Weekly SEO recap: mobile friendly & snippets

We’re working hard on our upcoming Yoast SEO 3.0 release. Multiple focus keywords is slowly proving itself to me as probably the best thing we’ve ever made. It wasn’t the hottest week in search, which is probably a good thing as we’ve had plenty of those recently, but still there’s some stuff to report, ranging from app interstitials to some news about search result snippets.

Joost's weekly SEO recap

App interstitial “penalty” now live

Google had warned us about this and I’ve written about this before, but it’s now live. In Google’s own words (and bolding):

Starting today, pages with an app install interstitial that hide a significant amount of content on the transition from the search result page won’t be considered mobile-friendly.

Not the most surprising change of the world, what surprises me is that they specifically penalize app interstitials and don’t seem to penalize newsletter popups as much… I’m no fan of any popup, even though admittedly even for us they work quite well. We only show a popup on “exit intent” though, so when you move your mouse towards one of the top corners of the screen. I’m guessing those will be OK for quite a while longer in Google’s eyes.

Optimize your YouTube videos

If you didn’t have reason enough just yet, there’s now one more reason to optimize your YouTube videos. Google has started showing featured snippets taken from the content of video transcripts. Your own site might take quite a while longer to get those, so using YouTube as an intermediate step might be a good idea here.

Ridiculously long snippets

Google ran a test this week that made quite a few of us question the sanity of some of their engineers. They tested a 7 line snippet. That’s a bit like… Yuck! When I tried to reproduce it I “only” got a 4 line description snippet and even that I’ve always thought is ridiculous.

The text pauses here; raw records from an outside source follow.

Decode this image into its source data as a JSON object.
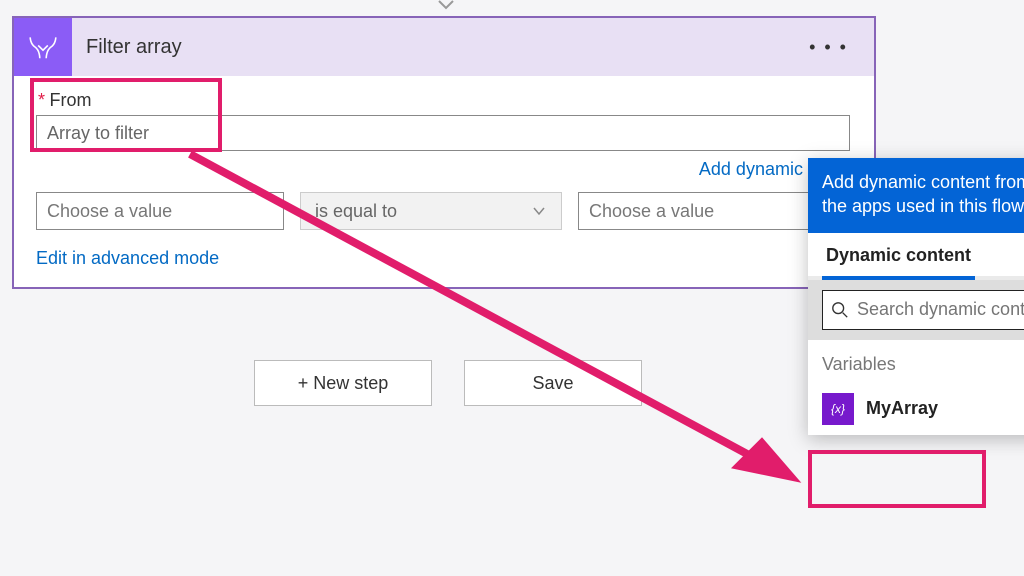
{
  "action": {
    "title": "Filter array",
    "from_label": "From",
    "from_placeholder": "Array to filter",
    "dynamic_content_link": "Add dynamic conte",
    "condition": {
      "left_placeholder": "Choose a value",
      "op": "is equal to",
      "right_placeholder": "Choose a value"
    },
    "advanced_link": "Edit in advanced mode"
  },
  "footer": {
    "new_step": "+ New step",
    "save": "Save"
  },
  "dynamic_panel": {
    "banner": "Add dynamic content from the apps used in this flow.",
    "tabs": {
      "dynamic": "Dynamic content"
    },
    "search_placeholder": "Search dynamic content",
    "section": "Variables",
    "item_label": "MyArray",
    "item_glyph": "{x}"
  }
}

Don’t hide content in JavaScript arrays

Another post from the SEM Post (they’re doing some awesome reporting), highlights a tweet from Gary Ilyes of Google about not hiding content in JavaScript arrays. It might be indexed, but it also might not be indexed. Rule of thumb: if you think a specific bit of content is useful to users: show it. If you think it’s OK to hide it by default, why do you have it in the first place?

That’s it, see you next week!

joost signature